> **Activity**: The answer must be every entry, retyped without a single difference.

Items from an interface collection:

⁂

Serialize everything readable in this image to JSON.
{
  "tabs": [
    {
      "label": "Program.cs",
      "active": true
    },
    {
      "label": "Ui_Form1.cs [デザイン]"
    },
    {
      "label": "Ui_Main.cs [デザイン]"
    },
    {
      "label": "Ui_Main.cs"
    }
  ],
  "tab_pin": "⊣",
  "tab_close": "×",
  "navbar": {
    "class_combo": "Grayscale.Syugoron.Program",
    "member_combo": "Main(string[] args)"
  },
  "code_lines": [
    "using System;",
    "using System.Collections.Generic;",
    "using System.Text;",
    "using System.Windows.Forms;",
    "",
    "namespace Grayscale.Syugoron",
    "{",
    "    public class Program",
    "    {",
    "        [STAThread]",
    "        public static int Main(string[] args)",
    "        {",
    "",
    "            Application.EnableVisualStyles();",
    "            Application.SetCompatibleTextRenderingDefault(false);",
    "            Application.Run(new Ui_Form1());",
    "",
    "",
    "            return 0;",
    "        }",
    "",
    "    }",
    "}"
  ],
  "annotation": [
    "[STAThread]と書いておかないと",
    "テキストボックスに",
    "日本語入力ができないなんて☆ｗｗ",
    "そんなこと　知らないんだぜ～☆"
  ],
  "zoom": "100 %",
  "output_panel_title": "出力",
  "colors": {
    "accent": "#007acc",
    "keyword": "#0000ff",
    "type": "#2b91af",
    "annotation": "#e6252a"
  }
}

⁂

> **Answer space**:
Serialize everything readable in this image to JSON.
{
  "tabs": [
    {
      "label": "Program.cs",
      "active": true
    },
    {
      "label": "Ui_Form1.cs [デザイン]"
    },
    {
      "label": "Ui_Main.cs [デザイン]"
    },
    {
      "label": "Ui_Main.cs"
    }
  ],
  "tab_pin": "⊣",
  "tab_close": "×",
  "navbar": {
    "class_combo": "Grayscale.Syugoron.Program",
    "member_combo": "Main(string[] args)"
  },
  "code_lines": [
    "using System;",
    "using System.Collections.Generic;",
    "using System.Text;",
    "using System.Windows.Forms;",
    "",
    "namespace Grayscale.Syugoron",
    "{",
    "    public class Program",
    "    {",
    "        [STAThread]",
    "        public static int Main(string[] args)",
    "        {",
    "",
    "            Application.EnableVisualStyles();",
    "            Application.SetCompatibleTextRenderingDefault(false);",
    "            Application.Run(new Ui_Form1());",
    "",
    "",
    "            return 0;",
    "        }",
    "",
    "    }",
    "}"
  ],
  "annotation": [
    "[STAThread]と書いておかないと",
    "テキストボックスに",
    "日本語入力ができないなんて☆ｗｗ",
    "そんなこと　知らないんだぜ～☆"
  ],
  "zoom": "100 %",
  "output_panel_title": "出力",
  "colors": {
    "accent": "#007acc",
    "keyword": "#0000ff",
    "type": "#2b91af",
    "annotation": "#e6252a"
  }
}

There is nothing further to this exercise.